Switch assembly 11000119

Switch of the Breaker!!!

It goes without saying, but I’m saying it anyway:

Switch of the power to the kitchen hood in your breaker panel.

Glass Canopy Removal

The control board is located behind the duct cover, which is a large and clumsy piece to remove. You definitely should remove the glass canopy first.

To do that, remove the aluminum filter mesh at the bottom of the hood. (Now is a good time to give it a cleaning!)

There are 4 screws that hold the canopy in place. Here are 2 of them, the 2 others are on the other side:

Canopy screws

When these screws are gone, you can lift the canopy from the hood. Put it somewhere safe…

Duct Cover Removal

The duct cover consists of 2 pieces. The top part slides telescopically out of the bottom part.

The top part is held in place with 2 screws that are the very top against the wall:

Duct cover

To remove the duct cover, remove those 2 screws. Once the second screw is gone, the top will fall down onto the hood. To prevent that, push your hand against the top duct cover and let it slide down in a slow, controlled manner.

You can now lift the duct cover. Be careful: the bottom of the duct cover is quite sharp. You can easily cut your finger. (I did…)

After removing the duct, things looked like this:

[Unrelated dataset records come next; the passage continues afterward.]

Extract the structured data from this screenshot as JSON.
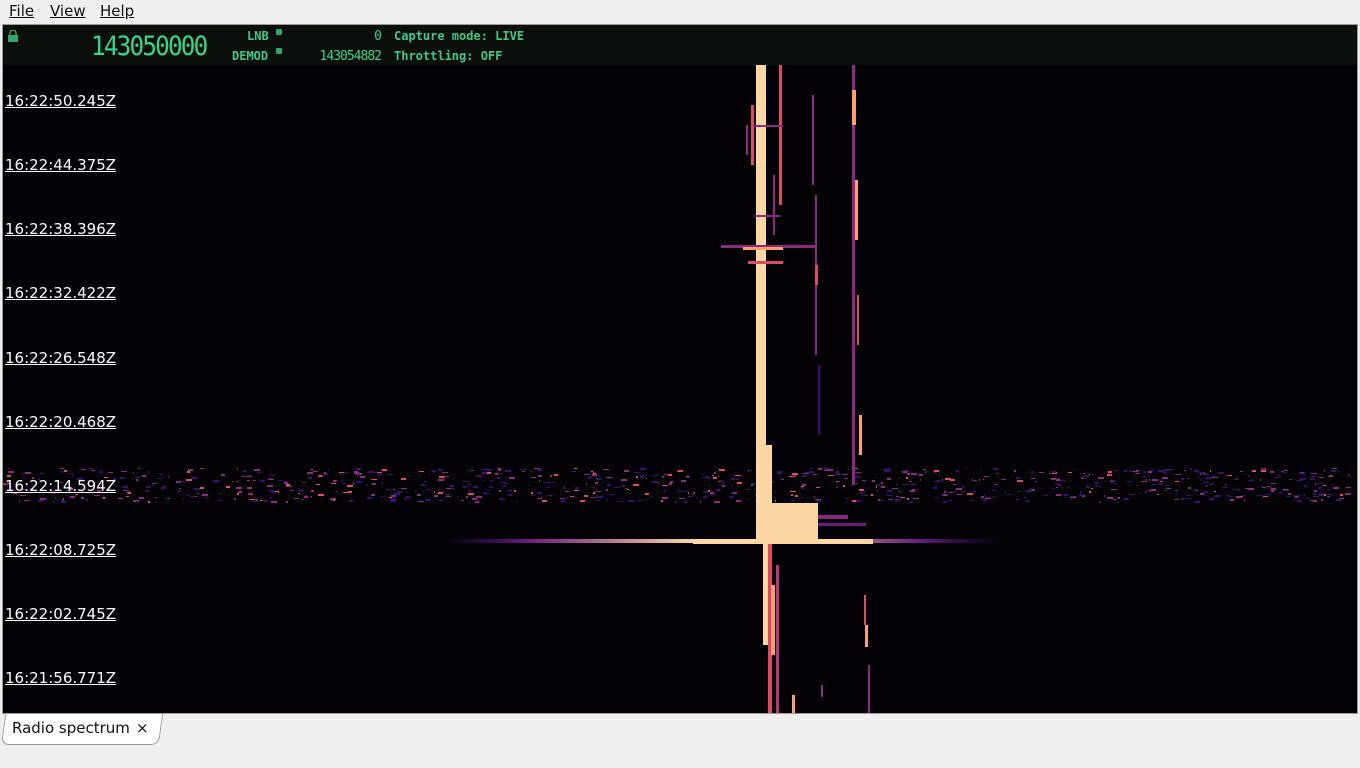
{
  "menu": [
    {
      "label": "File"
    },
    {
      "label": "View"
    },
    {
      "label": "Help"
    }
  ],
  "header": {
    "main_frequency": "143050000",
    "lnb_label": "LNB",
    "lnb_value": "0",
    "demod_label": "DEMOD",
    "demod_value": "143054882",
    "capture_mode": "Capture mode: LIVE",
    "throttling": "Throttling: OFF",
    "lcd_color": "#34d68b"
  },
  "waterfall": {
    "timestamps": [
      "16:22:50.245Z",
      "16:22:44.375Z",
      "16:22:38.396Z",
      "16:22:32.422Z",
      "16:22:26.548Z",
      "16:22:20.468Z",
      "16:22:14.594Z",
      "16:22:08.725Z",
      "16:22:02.745Z",
      "16:21:56.771Z"
    ],
    "colormap": [
      "#030106",
      "#3b0f70",
      "#8c2981",
      "#de4968",
      "#fe9f6d",
      "#fcd7a4"
    ]
  },
  "tabs": [
    {
      "label": "Radio spectrum",
      "close": "×"
    }
  ]
}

Duct removed

The kitchen had been painted and the duct cover was caulked after installation. Removing the duct cover ripped away some of the ceiling paint. We’ll need to do some touch-ups after reinstallation.

Damanged paint

Swapping the Control Board

In the manual, the control board box is accessible after removal of the duct cover:

Technical drawing of the control board box

In the previous picture, you can see that this is not the case. The white control board box is located behind the metal plate.

Control board box behind metal plate

Just remove the 2 screws marked with the red rectangles to get access to the box.

You can now remove the 4 screws to remove the cover of the control box:

Control board box screws

There are once again 4 screws that hold the control board in place.

It takes a bit of fiddle work, but I removed those 4 screws before disconnecting the wires, for two reasons:

  • it allowed me to disconnect a wire and immediately reconnect it to the new board, thus avoiding connection mistakes.
  • the connectors are very tight. With the control board loose, I could use a screw driver to lift the connector from the board instead of having to pull hard on the wire of the connector.

Control board in box

After swapping the control board, I toggled the breaker to check if the hood behaved correctly. It did!!! I then toggled the breaker back to off for reassembly.

Reassembly

In theory, reassembly is a matter of doing the previous steps in reverse, but there was one step where I needed to call in help from a neighbor: it’s almost impossible to hold the top part of the duct cover against the ceiling while at the same time screwing down the top screw, and my wife was not tall enough to reach the ceiling.

Conclusion

The hood is working again, wife is happy, I’m happy, and all that’s left are some touch-ups.

Total time: 2 hours, but that included a lot going back and forth through the manual and watching irrelevant Youtube videos. A professional could probably do this in 20 minutes.

It’s tempting to try to root cause the problem of the broken controller board, but that will probably never happen…

Broken controller board